**Description of the task**:
Could you reproduce the entries exactly, omitting every picture?

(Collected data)
Start of Block

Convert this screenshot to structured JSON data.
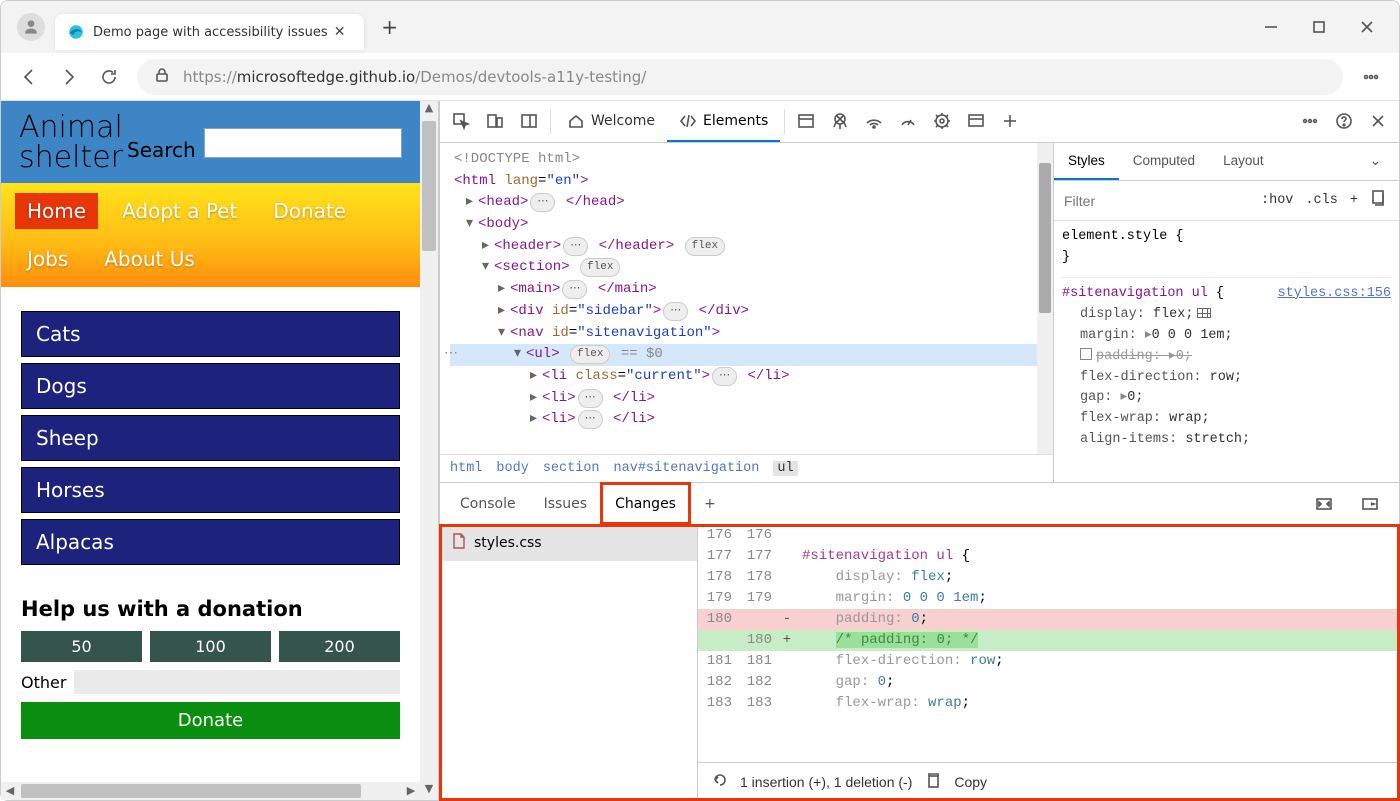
{
  "browser": {
    "tab_title": "Demo page with accessibility issues",
    "url_prefix": "https://",
    "url_host": "microsoftedge.github.io",
    "url_path": "/Demos/devtools-a11y-testing/"
  },
  "page": {
    "hero_line1": "Animal",
    "hero_line2": "shelter",
    "search_label": "Search",
    "nav": [
      "Home",
      "Adopt a Pet",
      "Donate",
      "Jobs",
      "About Us"
    ],
    "categories": [
      "Cats",
      "Dogs",
      "Sheep",
      "Horses",
      "Alpacas"
    ],
    "donation_heading": "Help us with a donation",
    "amounts": [
      "50",
      "100",
      "200"
    ],
    "other_label": "Other",
    "donate_btn": "Donate"
  },
  "devtools": {
    "tabs": {
      "welcome": "Welcome",
      "elements": "Elements"
    },
    "dom": {
      "doctype": "<!DOCTYPE html>",
      "html_open": "<html lang=\"en\">",
      "head": "<head>",
      "head_close": "</head>",
      "body": "<body>",
      "header": "<header>",
      "header_close": "</header>",
      "header_pill": "flex",
      "section": "<section>",
      "section_pill": "flex",
      "main": "<main>",
      "main_close": "</main>",
      "sidebar_open": "<div id=\"sidebar\">",
      "sidebar_close": "</div>",
      "nav_open": "<nav id=\"sitenavigation\">",
      "ul": "<ul>",
      "ul_pill": "flex",
      "ul_note": "== $0",
      "li_cur_open": "<li class=\"current\">",
      "li_close": "</li>",
      "li": "<li>"
    },
    "breadcrumb": [
      "html",
      "body",
      "section",
      "nav#sitenavigation",
      "ul"
    ],
    "styles": {
      "tabs": [
        "Styles",
        "Computed",
        "Layout"
      ],
      "filter_placeholder": "Filter",
      "hov": ":hov",
      "cls": ".cls",
      "element_style": "element.style {",
      "close_brace": "}",
      "rule_selector": "#sitenavigation ul",
      "rule_src": "styles.css:156",
      "props": {
        "display": "display:",
        "display_v": "flex;",
        "margin": "margin:",
        "margin_v": "0 0 0 1em;",
        "padding": "padding:",
        "padding_v": "0;",
        "flexdir": "flex-direction:",
        "flexdir_v": "row;",
        "gap": "gap:",
        "gap_v": "0;",
        "wrap": "flex-wrap:",
        "wrap_v": "wrap;",
        "align": "align-items:",
        "align_v": "stretch;"
      }
    },
    "drawer": {
      "tabs": [
        "Console",
        "Issues",
        "Changes"
      ],
      "file": "styles.css",
      "lines": {
        "sel": "#sitenavigation ul {",
        "display": "    display: flex;",
        "margin": "    margin: 0 0 0 1em;",
        "pad_del": "    padding: 0;",
        "pad_add": "    /* padding: 0; */",
        "flexdir": "    flex-direction: row;",
        "gap": "    gap: 0;",
        "wrap": "    flex-wrap: wrap;"
      },
      "ln": {
        "l176": "176",
        "l177": "177",
        "l178": "178",
        "l179": "179",
        "l180": "180",
        "l181": "181",
        "l182": "182",
        "l183": "183"
      },
      "status": "1 insertion (+), 1 deletion (-)",
      "copy": "Copy"
    }
  }
}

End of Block

**Your solution**:
Convert this screenshot to structured JSON data.
{
  "browser": {
    "tab_title": "Demo page with accessibility issues",
    "url_prefix": "https://",
    "url_host": "microsoftedge.github.io",
    "url_path": "/Demos/devtools-a11y-testing/"
  },
  "page": {
    "hero_line1": "Animal",
    "hero_line2": "shelter",
    "search_label": "Search",
    "nav": [
      "Home",
      "Adopt a Pet",
      "Donate",
      "Jobs",
      "About Us"
    ],
    "categories": [
      "Cats",
      "Dogs",
      "Sheep",
      "Horses",
      "Alpacas"
    ],
    "donation_heading": "Help us with a donation",
    "amounts": [
      "50",
      "100",
      "200"
    ],
    "other_label": "Other",
    "donate_btn": "Donate"
  },
  "devtools": {
    "tabs": {
      "welcome": "Welcome",
      "elements": "Elements"
    },
    "dom": {
      "doctype": "<!DOCTYPE html>",
      "html_open": "<html lang=\"en\">",
      "head": "<head>",
      "head_close": "</head>",
      "body": "<body>",
      "header": "<header>",
      "header_close": "</header>",
      "header_pill": "flex",
      "section": "<section>",
      "section_pill": "flex",
      "main": "<main>",
      "main_close": "</main>",
      "sidebar_open": "<div id=\"sidebar\">",
      "sidebar_close": "</div>",
      "nav_open": "<nav id=\"sitenavigation\">",
      "ul": "<ul>",
      "ul_pill": "flex",
      "ul_note": "== $0",
      "li_cur_open": "<li class=\"current\">",
      "li_close": "</li>",
      "li": "<li>"
    },
    "breadcrumb": [
      "html",
      "body",
      "section",
      "nav#sitenavigation",
      "ul"
    ],
    "styles": {
      "tabs": [
        "Styles",
        "Computed",
        "Layout"
      ],
      "filter_placeholder": "Filter",
      "hov": ":hov",
      "cls": ".cls",
      "element_style": "element.style {",
      "close_brace": "}",
      "rule_selector": "#sitenavigation ul",
      "rule_src": "styles.css:156",
      "props": {
        "display": "display:",
        "display_v": "flex;",
        "margin": "margin:",
        "margin_v": "0 0 0 1em;",
        "padding": "padding:",
        "padding_v": "0;",
        "flexdir": "flex-direction:",
        "flexdir_v": "row;",
        "gap": "gap:",
        "gap_v": "0;",
        "wrap": "flex-wrap:",
        "wrap_v": "wrap;",
        "align": "align-items:",
        "align_v": "stretch;"
      }
    },
    "drawer": {
      "tabs": [
        "Console",
        "Issues",
        "Changes"
      ],
      "file": "styles.css",
      "lines": {
        "sel": "#sitenavigation ul {",
        "display": "    display: flex;",
        "margin": "    margin: 0 0 0 1em;",
        "pad_del": "    padding: 0;",
        "pad_add": "    /* padding: 0; */",
        "flexdir": "    flex-direction: row;",
        "gap": "    gap: 0;",
        "wrap": "    flex-wrap: wrap;"
      },
      "ln": {
        "l176": "176",
        "l177": "177",
        "l178": "178",
        "l179": "179",
        "l180": "180",
        "l181": "181",
        "l182": "182",
        "l183": "183"
      },
      "status": "1 insertion (+), 1 deletion (-)",
      "copy": "Copy"
    }
  }
}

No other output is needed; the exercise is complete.